August 19, 2010 · Updated 3:23 PM
Rep. Christine Rolfes has a commanding lead in the race for the second position of the 23rd Legislative District, and with the votes continuing to roll in, it appears her opponent will be Bainbridge Island resident James M. Olsen.
Olsen garnered 32 percent of the vote to Rolfes’ 56 percent. However, Olsen believes his total, combined with the votes received by Aaron Winters, a Republican from Poulsbo, makes the general election race a potentially close one.
“She’s a career politician; all but anointed as a saint, been here for two terms, and she pulls two thousand more votes than two newbie fiscal conservatives,” he said Tuesday after the first results were released. “She’s got big trouble.”
Rolfes, who won her last two elections with 61 and 54 percent of the vote, said the race is right on track with her expectations.
“The result is what my campaign was expecting, and I hope it means people are looking for someone who has a proven track record and takes a balanced approach to things to send back to Olympia,” she said.
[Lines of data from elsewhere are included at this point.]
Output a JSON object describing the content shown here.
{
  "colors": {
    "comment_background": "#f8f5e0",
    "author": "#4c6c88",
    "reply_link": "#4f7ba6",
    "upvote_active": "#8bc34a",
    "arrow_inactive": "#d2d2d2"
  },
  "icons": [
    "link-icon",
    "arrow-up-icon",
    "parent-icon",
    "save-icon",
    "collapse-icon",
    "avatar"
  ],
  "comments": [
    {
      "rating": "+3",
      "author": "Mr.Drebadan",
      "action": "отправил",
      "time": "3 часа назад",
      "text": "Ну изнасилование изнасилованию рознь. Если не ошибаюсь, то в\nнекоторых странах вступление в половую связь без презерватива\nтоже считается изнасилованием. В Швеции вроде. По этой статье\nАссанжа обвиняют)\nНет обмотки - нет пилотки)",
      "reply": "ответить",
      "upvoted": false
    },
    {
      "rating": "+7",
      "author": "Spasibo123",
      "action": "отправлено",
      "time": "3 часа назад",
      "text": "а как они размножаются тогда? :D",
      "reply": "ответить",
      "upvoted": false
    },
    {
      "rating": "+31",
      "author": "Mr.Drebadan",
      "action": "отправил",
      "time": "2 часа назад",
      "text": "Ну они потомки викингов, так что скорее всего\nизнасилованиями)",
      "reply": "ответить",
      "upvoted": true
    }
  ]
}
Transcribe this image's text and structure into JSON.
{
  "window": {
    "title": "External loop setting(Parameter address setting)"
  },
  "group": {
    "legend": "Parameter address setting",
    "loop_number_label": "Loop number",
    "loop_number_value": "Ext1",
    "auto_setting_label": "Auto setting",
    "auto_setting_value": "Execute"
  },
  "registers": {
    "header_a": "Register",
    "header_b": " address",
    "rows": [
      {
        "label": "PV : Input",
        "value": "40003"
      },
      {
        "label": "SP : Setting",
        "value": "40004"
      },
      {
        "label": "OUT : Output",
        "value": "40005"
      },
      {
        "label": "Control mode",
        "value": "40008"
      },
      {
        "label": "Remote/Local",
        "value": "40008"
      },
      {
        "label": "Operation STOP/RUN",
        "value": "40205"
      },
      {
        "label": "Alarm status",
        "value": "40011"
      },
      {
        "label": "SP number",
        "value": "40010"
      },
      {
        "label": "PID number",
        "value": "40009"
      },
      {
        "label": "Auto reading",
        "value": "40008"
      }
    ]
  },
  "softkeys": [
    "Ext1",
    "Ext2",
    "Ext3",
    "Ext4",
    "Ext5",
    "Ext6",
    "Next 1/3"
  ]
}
Olsen has run under a similar position taken by many Republicans across the country – that Democratic incumbents have spent too much money, and greater fiscal restraint is needed to pull the country out of the current economic downturn.
Rolfes, who was a part of a painful cost-cutting exercise to help bridge a 25 percent budget gap last year, said she has worked tirelessly on budget reform in her years in Olympia, while also fighting to stabilize the ferry system and clean up the Puget Sound.
Kitsap County Elections Manager Dolores Gilmore estimates 8,800 ballots left to be counted in the 23rd District, with a turnout of 44 percent thus far.
Though it’s only primary season, Rolfes has already raised more than $100,000 and spent nearly half of it, something she said is in line with her plan from her previous campaigns.
Thus far, Olsen has raised approximately $2,000, but he speculated prior to the primary that when he got through, the money from conservative groups would follow. Olsen said he doesn’t need to spend a lot of money; he plans to get his message out through debates and by putting boots to pavement.
Olsen said he plans to set himself apart from Rolfes as the general election draws nearer.
“What’s going to happen is, I’m diametrically different from Rolfes,” he said. “She’s a big government gal, she believes in taxes, and the voters aren’t happy about it. I will sing that and speak that.”
Rolfes, who served on the Bainbridge City Council before becoming a state representative, said her message will speak to the whole of constituents, those who want a logical approach to the problems faced by the district, and the state.
“In talking with the voters in the community, it looks like people are still looking for a balanced approach to things rather than extremism,” she said. “That’s what I represent going into the general election.”